[[ DATA SHOWN, beginning ]]
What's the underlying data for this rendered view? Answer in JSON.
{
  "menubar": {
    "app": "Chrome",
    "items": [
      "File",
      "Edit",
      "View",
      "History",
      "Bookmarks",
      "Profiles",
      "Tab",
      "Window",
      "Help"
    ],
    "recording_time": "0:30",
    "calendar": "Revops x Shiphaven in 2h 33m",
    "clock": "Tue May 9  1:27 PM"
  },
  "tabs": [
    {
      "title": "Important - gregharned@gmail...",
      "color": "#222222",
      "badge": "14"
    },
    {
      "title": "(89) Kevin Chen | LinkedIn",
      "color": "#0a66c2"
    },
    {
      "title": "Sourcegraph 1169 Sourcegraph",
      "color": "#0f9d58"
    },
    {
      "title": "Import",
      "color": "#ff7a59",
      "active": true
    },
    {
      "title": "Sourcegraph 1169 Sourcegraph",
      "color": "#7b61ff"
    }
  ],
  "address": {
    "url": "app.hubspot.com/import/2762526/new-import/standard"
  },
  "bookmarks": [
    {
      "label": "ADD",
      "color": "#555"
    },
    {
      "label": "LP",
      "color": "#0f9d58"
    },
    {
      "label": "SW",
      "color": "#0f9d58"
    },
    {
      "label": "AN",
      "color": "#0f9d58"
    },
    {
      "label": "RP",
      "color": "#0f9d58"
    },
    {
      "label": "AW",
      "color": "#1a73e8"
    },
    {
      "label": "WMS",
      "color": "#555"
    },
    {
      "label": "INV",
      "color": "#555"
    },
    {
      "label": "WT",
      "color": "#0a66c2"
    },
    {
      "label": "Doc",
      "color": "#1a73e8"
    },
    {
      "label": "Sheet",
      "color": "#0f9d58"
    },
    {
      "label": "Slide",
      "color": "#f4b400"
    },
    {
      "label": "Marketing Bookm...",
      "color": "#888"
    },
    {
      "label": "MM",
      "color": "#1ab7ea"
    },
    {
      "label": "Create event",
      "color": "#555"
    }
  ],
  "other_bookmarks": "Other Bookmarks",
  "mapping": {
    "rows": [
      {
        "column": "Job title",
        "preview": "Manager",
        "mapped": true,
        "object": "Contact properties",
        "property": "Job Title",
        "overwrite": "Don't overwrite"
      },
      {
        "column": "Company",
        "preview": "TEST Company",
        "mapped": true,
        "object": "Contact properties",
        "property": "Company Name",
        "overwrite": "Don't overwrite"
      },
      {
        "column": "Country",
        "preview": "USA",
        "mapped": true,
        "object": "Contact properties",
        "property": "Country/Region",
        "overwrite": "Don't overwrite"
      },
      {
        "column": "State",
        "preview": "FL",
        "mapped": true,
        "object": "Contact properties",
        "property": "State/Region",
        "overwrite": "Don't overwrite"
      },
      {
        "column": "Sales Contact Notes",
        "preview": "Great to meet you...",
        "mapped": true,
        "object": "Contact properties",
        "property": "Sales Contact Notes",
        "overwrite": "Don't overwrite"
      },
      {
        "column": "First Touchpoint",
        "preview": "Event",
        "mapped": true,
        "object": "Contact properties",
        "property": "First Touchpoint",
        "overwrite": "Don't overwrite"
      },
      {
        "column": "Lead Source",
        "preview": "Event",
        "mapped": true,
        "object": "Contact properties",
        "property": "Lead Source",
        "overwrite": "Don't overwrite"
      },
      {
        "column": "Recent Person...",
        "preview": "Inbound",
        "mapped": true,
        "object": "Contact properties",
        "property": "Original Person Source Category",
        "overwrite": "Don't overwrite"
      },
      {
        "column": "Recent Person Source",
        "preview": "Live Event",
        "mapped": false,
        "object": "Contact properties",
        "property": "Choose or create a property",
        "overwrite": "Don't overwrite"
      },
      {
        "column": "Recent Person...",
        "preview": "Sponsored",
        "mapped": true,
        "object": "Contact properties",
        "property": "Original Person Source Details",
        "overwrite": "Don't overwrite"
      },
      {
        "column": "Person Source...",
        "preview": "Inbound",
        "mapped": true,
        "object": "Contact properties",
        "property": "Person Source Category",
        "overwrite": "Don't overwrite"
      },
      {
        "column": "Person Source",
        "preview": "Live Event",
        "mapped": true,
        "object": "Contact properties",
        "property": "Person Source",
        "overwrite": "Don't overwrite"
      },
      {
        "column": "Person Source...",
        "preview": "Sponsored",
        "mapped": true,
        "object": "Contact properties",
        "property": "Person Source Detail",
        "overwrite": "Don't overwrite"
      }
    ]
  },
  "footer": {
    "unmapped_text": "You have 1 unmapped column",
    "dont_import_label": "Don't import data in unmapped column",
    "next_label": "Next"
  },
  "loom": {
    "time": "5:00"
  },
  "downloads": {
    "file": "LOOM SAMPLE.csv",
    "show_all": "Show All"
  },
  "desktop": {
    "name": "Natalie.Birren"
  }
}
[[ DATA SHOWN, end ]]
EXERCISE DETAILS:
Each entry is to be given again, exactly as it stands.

OUTPUT FOR THIS TASK:
What's the underlying data for this rendered view? Answer in JSON.
{
  "menubar": {
    "app": "Chrome",
    "items": [
      "File",
      "Edit",
      "View",
      "History",
      "Bookmarks",
      "Profiles",
      "Tab",
      "Window",
      "Help"
    ],
    "recording_time": "0:30",
    "calendar": "Revops x Shiphaven in 2h 33m",
    "clock": "Tue May 9  1:27 PM"
  },
  "tabs": [
    {
      "title": "Important - gregharned@gmail...",
      "color": "#222222",
      "badge": "14"
    },
    {
      "title": "(89) Kevin Chen | LinkedIn",
      "color": "#0a66c2"
    },
    {
      "title": "Sourcegraph 1169 Sourcegraph",
      "color": "#0f9d58"
    },
    {
      "title": "Import",
      "color": "#ff7a59",
      "active": true
    },
    {
      "title": "Sourcegraph 1169 Sourcegraph",
      "color": "#7b61ff"
    }
  ],
  "address": {
    "url": "app.hubspot.com/import/2762526/new-import/standard"
  },
  "bookmarks": [
    {
      "label": "ADD",
      "color": "#555"
    },
    {
      "label": "LP",
      "color": "#0f9d58"
    },
    {
      "label": "SW",
      "color": "#0f9d58"
    },
    {
      "label": "AN",
      "color": "#0f9d58"
    },
    {
      "label": "RP",
      "color": "#0f9d58"
    },
    {
      "label": "AW",
      "color": "#1a73e8"
    },
    {
      "label": "WMS",
      "color": "#555"
    },
    {
      "label": "INV",
      "color": "#555"
    },
    {
      "label": "WT",
      "color": "#0a66c2"
    },
    {
      "label": "Doc",
      "color": "#1a73e8"
    },
    {
      "label": "Sheet",
      "color": "#0f9d58"
    },
    {
      "label": "Slide",
      "color": "#f4b400"
    },
    {
      "label": "Marketing Bookm...",
      "color": "#888"
    },
    {
      "label": "MM",
      "color": "#1ab7ea"
    },
    {
      "label": "Create event",
      "color": "#555"
    }
  ],
  "other_bookmarks": "Other Bookmarks",
  "mapping": {
    "rows": [
      {
        "column": "Job title",
        "preview": "Manager",
        "mapped": true,
        "object": "Contact properties",
        "property": "Job Title",
        "overwrite": "Don't overwrite"
      },
      {
        "column": "Company",
        "preview": "TEST Company",
        "mapped": true,
        "object": "Contact properties",
        "property": "Company Name",
        "overwrite": "Don't overwrite"
      },
      {
        "column": "Country",
        "preview": "USA",
        "mapped": true,
        "object": "Contact properties",
        "property": "Country/Region",
        "overwrite": "Don't overwrite"
      },
      {
        "column": "State",
        "preview": "FL",
        "mapped": true,
        "object": "Contact properties",
        "property": "State/Region",
        "overwrite": "Don't overwrite"
      },
      {
        "column": "Sales Contact Notes",
        "preview": "Great to meet you...",
        "mapped": true,
        "object": "Contact properties",
        "property": "Sales Contact Notes",
        "overwrite": "Don't overwrite"
      },
      {
        "column": "First Touchpoint",
        "preview": "Event",
        "mapped": true,
        "object": "Contact properties",
        "property": "First Touchpoint",
        "overwrite": "Don't overwrite"
      },
      {
        "column": "Lead Source",
        "preview": "Event",
        "mapped": true,
        "object": "Contact properties",
        "property": "Lead Source",
        "overwrite": "Don't overwrite"
      },
      {
        "column": "Recent Person...",
        "preview": "Inbound",
        "mapped": true,
        "object": "Contact properties",
        "property": "Original Person Source Category",
        "overwrite": "Don't overwrite"
      },
      {
        "column": "Recent Person Source",
        "preview": "Live Event",
        "mapped": false,
        "object": "Contact properties",
        "property": "Choose or create a property",
        "overwrite": "Don't overwrite"
      },
      {
        "column": "Recent Person...",
        "preview": "Sponsored",
        "mapped": true,
        "object": "Contact properties",
        "property": "Original Person Source Details",
        "overwrite": "Don't overwrite"
      },
      {
        "column": "Person Source...",
        "preview": "Inbound",
        "mapped": true,
        "object": "Contact properties",
        "property": "Person Source Category",
        "overwrite": "Don't overwrite"
      },
      {
        "column": "Person Source",
        "preview": "Live Event",
        "mapped": true,
        "object": "Contact properties",
        "property": "Person Source",
        "overwrite": "Don't overwrite"
      },
      {
        "column": "Person Source...",
        "preview": "Sponsored",
        "mapped": true,
        "object": "Contact properties",
        "property": "Person Source Detail",
        "overwrite": "Don't overwrite"
      }
    ]
  },
  "footer": {
    "unmapped_text": "You have 1 unmapped column",
    "dont_import_label": "Don't import data in unmapped column",
    "next_label": "Next"
  },
  "loom": {
    "time": "5:00"
  },
  "downloads": {
    "file": "LOOM SAMPLE.csv",
    "show_all": "Show All"
  },
  "desktop": {
    "name": "Natalie.Birren"
  }
}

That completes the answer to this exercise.